In 1946, the Congress, like the BJP now, had to pick a PM. There were three candidates: Maulana Abul Kalam Azad who had been Congress president for six years; Sardar Vallabhbhai Patel, a great organiser and leader with an earthy sense of India and its politics; and Jawaharlal Nehru, with none of these attributes.
The nominations for the new Congress president were due on April 29. Gandhiji had already indicated his preference for Nehru to Azad on April 20.
On the appointed day, 12 out of the 15 Pradesh Congress Committees (PCC) nominated Patel. The remaining three did not nominate Jawaharlal Nehru. No one seems to know what they did.
Gandhiji, stubborn as ever, then asked J.B. Kriplani to canvass support for Nehru. So some signatures were collected from those who were not actually legally entitled to nominate a Congress president. That privilege belonged solely to the 15 PCC chiefs.
But no one challenged this and Nehru’s nomination was accepted. Immediately, Sardar Patel, on Gandhiji’s request, withdrew his nomination.
In fairness to him, Gandhiji did tell Nehru about what had happened. Nehru, it has been recorded, responded with silence.
After Nehru had been foisted by Gandhiji, Azad, who had wanted to continue as Congress president because that was the route to the PMship, decided to support him. But others, including Rajendra Prasad, were most upset that Patel had been asked to stand down (or in Nehru’s words, be ‘Number Two’ which he himself had refused to be).
Why did Patel agree? Firstly, because Gandhiji had asked him to and secondly, because he did not want a divided leadership to confront Jinnah and Co.
BJP’s Patel problem
It looks as if the BJP is faced with a similar dilemma. It has to choose between Mr. Modi as Prime Minister and someone else. Who that someone is doesn’t really matter.
There are four possibilities.
(A) It chooses Mr. Modi, and NDA wins;
(B) It chooses Mr. Modi, and NDA loses;
(C) It dumps Mr. Modi, and NDA wins;
(D) It dumps Mr. Modi, and NDA loses.
Clearly, A is the most preferred outcome for the BJP, and D is the least preferred one. B also is not to be countenanced. So the choice boils down to A and C.
The BJP has to work out the probability of these two events. On current reckoning, it seems to be assigning a very high probability to A and a very low one to C. Hence the tussle between L.K. Advani and Mr. Modi.

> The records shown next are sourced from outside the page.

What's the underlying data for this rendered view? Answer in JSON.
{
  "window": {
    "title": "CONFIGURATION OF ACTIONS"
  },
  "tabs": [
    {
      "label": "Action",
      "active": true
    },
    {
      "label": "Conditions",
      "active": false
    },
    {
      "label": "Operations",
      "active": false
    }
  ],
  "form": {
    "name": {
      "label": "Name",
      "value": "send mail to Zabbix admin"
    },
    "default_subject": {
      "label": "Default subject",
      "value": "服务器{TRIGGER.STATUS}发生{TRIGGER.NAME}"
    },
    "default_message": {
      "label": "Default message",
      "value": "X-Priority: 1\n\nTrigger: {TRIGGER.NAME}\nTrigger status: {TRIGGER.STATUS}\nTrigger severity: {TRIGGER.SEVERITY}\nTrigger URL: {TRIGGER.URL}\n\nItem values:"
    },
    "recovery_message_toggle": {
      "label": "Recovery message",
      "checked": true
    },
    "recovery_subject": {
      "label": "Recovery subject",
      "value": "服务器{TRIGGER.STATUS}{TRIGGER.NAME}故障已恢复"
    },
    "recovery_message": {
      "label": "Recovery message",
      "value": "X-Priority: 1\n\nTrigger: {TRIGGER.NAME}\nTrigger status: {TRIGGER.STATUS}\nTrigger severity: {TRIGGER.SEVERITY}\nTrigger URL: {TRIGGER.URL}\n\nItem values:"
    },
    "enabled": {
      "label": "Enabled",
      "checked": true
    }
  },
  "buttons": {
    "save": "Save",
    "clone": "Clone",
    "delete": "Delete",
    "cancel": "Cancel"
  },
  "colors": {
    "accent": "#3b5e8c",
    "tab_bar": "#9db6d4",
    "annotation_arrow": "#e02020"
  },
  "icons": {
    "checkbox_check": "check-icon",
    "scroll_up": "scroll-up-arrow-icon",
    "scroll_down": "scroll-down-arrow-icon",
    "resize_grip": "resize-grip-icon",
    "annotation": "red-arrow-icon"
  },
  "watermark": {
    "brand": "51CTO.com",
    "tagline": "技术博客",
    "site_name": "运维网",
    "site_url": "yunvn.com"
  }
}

But eventually, as the elections come closer, it will have to revisit the odds on C. Even though they will change, they are unlikely to change drastically in C’s favour. Mr. Advani may think he has it in him but he is probably in a minority of one.
But politics is about surprises. So suppose something happens that closes the gap between A and C to a narrow one.
Will the party then tell Mr. Modi what Gandhiji told Patel, namely, in the interests of unity, will you stand down? What will Mr. Modi do then?
His decision might have to involve, when the time comes, paying heed to his ‘inner voice’ which places party and NDA above self. It worked wonders for the Congress, if you recall, in 2004.
The problem, however, is that there is no one in the BJP with the moral authority of Gandhiji. This means that if the party has to choose between Mr. Modi and someone else, Mr. Modi will have to show a degree of selflessness not usually seen in politics. Tyag works well in India.
That, truly, will be his real test, the one thing that will truly set him apart, and make him an even bigger and unstoppable force to reckon with the next time around.
This article has been corrected for a typographical error